• TASK ITEM: How many lines in the records below include "connection"? Answer with the number only.

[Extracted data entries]
* * *

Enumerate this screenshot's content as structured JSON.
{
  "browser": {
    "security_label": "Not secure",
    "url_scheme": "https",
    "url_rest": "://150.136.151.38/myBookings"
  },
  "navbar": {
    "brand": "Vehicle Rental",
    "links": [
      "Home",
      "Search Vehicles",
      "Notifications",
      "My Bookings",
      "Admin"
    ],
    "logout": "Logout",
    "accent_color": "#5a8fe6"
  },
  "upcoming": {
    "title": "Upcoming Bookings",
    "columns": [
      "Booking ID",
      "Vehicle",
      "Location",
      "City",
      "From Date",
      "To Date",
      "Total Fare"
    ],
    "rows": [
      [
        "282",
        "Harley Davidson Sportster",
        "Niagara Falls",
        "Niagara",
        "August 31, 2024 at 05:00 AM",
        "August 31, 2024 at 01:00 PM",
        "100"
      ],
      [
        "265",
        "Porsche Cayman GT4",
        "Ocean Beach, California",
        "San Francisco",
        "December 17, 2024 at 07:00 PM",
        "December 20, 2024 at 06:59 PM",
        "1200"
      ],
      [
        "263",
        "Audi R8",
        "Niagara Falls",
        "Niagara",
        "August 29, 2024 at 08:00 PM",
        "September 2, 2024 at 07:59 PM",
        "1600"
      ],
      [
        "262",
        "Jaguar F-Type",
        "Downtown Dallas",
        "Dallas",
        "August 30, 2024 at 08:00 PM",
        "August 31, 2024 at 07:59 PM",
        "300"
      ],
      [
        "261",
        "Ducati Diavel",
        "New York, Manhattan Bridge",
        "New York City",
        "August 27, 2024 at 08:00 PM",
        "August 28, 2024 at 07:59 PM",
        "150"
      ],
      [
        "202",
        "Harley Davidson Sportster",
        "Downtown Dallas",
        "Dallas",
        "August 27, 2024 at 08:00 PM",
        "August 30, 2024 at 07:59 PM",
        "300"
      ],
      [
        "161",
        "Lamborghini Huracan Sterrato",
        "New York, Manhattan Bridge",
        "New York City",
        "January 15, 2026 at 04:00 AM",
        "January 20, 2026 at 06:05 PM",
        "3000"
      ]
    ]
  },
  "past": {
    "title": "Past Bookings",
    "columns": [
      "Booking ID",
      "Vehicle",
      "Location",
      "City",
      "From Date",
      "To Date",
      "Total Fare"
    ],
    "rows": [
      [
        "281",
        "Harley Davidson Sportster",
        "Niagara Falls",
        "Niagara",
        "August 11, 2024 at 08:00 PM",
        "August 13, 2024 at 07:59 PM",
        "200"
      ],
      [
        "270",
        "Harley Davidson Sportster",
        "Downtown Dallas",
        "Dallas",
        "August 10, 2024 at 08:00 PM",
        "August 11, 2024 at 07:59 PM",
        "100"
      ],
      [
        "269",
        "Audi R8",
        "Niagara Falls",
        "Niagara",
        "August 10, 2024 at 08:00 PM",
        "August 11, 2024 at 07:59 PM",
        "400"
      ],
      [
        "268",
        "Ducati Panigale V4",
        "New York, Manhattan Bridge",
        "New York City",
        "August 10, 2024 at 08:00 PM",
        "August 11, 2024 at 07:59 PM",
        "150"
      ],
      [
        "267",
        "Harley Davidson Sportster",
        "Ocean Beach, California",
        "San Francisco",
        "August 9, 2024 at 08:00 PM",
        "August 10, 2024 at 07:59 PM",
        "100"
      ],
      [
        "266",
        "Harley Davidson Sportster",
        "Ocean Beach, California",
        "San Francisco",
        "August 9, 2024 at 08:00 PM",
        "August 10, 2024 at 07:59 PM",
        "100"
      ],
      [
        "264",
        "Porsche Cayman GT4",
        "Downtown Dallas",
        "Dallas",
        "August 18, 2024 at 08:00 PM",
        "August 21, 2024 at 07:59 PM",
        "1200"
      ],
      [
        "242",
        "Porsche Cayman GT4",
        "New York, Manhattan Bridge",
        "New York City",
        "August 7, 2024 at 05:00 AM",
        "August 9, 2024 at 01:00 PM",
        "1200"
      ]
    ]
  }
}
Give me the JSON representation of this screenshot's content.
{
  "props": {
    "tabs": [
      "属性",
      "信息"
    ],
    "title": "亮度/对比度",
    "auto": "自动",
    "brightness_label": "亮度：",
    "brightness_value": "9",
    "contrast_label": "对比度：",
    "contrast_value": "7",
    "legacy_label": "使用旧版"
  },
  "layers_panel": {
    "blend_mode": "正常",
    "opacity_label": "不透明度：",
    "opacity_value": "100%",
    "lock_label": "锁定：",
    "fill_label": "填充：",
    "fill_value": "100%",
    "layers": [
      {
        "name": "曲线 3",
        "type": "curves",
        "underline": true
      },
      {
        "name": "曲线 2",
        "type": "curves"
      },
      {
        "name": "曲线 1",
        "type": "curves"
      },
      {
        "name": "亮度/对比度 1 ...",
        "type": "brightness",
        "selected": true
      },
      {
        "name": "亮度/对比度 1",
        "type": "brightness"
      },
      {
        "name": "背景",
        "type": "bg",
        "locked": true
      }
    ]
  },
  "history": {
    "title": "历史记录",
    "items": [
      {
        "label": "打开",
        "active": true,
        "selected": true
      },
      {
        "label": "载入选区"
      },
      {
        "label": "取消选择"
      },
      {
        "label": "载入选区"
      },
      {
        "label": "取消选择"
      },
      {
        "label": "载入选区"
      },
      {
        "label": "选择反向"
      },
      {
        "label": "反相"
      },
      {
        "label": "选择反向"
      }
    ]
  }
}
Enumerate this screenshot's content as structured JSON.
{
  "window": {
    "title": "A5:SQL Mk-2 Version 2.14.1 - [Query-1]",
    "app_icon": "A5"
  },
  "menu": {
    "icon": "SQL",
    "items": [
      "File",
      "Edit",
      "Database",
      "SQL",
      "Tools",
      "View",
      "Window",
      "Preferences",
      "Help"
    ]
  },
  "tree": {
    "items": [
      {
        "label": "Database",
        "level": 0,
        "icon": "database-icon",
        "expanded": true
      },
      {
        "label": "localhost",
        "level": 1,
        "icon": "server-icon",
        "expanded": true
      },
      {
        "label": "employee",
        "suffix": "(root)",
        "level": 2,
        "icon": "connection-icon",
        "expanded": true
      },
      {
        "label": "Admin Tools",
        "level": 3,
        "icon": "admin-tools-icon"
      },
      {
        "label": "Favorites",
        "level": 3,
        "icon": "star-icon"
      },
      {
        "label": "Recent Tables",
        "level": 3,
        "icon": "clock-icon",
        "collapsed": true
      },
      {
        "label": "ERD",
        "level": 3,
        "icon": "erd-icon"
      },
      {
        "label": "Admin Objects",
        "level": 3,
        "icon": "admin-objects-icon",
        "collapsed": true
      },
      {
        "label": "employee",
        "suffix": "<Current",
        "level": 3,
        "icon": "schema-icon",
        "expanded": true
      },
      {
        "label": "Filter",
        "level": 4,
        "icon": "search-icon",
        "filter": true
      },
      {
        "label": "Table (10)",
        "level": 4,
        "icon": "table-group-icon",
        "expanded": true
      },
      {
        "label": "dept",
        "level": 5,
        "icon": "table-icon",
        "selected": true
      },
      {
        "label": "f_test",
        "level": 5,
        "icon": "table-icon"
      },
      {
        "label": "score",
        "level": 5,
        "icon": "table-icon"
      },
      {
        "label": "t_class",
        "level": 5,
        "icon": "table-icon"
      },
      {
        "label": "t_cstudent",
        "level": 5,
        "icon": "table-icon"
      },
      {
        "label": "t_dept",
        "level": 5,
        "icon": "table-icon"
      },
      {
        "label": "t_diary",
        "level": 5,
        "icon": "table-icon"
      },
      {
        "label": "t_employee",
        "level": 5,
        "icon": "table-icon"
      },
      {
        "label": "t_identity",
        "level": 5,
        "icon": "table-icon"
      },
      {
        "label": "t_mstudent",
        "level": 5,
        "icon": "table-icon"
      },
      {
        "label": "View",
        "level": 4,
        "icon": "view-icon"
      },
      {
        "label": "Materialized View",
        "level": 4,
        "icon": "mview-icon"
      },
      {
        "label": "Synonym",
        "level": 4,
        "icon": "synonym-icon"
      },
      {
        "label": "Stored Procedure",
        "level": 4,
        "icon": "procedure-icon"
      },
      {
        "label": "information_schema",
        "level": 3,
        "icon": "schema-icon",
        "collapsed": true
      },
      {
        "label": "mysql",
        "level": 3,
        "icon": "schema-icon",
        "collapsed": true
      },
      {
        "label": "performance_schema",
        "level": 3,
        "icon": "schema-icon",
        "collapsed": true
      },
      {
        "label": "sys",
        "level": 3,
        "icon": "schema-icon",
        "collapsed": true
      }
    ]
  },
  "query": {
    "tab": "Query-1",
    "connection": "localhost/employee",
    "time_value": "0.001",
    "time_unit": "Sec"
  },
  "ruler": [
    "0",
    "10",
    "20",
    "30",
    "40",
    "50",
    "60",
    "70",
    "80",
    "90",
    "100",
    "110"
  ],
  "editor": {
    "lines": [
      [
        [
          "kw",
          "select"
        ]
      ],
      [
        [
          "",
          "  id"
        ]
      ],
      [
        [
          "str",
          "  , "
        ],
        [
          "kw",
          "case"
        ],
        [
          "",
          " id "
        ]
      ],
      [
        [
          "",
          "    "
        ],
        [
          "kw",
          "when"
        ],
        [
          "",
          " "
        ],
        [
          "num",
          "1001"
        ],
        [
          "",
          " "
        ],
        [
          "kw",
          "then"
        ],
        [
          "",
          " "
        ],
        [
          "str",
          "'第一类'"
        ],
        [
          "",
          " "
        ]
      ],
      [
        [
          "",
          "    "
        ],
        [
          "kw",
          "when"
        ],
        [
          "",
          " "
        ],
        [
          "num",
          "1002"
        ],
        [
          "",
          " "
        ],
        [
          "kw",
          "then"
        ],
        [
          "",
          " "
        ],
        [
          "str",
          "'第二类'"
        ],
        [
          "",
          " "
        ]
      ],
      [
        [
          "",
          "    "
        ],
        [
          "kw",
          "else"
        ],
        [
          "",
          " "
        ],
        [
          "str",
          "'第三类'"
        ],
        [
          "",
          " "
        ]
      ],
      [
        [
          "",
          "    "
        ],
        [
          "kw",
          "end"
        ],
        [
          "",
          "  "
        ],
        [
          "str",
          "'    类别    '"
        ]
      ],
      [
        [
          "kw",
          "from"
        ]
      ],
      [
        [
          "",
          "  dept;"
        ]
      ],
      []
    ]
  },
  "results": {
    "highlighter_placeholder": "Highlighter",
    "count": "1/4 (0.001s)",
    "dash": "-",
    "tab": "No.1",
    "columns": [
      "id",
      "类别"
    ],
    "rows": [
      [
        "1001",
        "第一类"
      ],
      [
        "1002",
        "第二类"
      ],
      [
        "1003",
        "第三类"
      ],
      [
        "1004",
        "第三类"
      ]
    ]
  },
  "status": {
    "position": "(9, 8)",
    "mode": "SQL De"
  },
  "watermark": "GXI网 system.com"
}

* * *

• EXERCISE RESULT: 2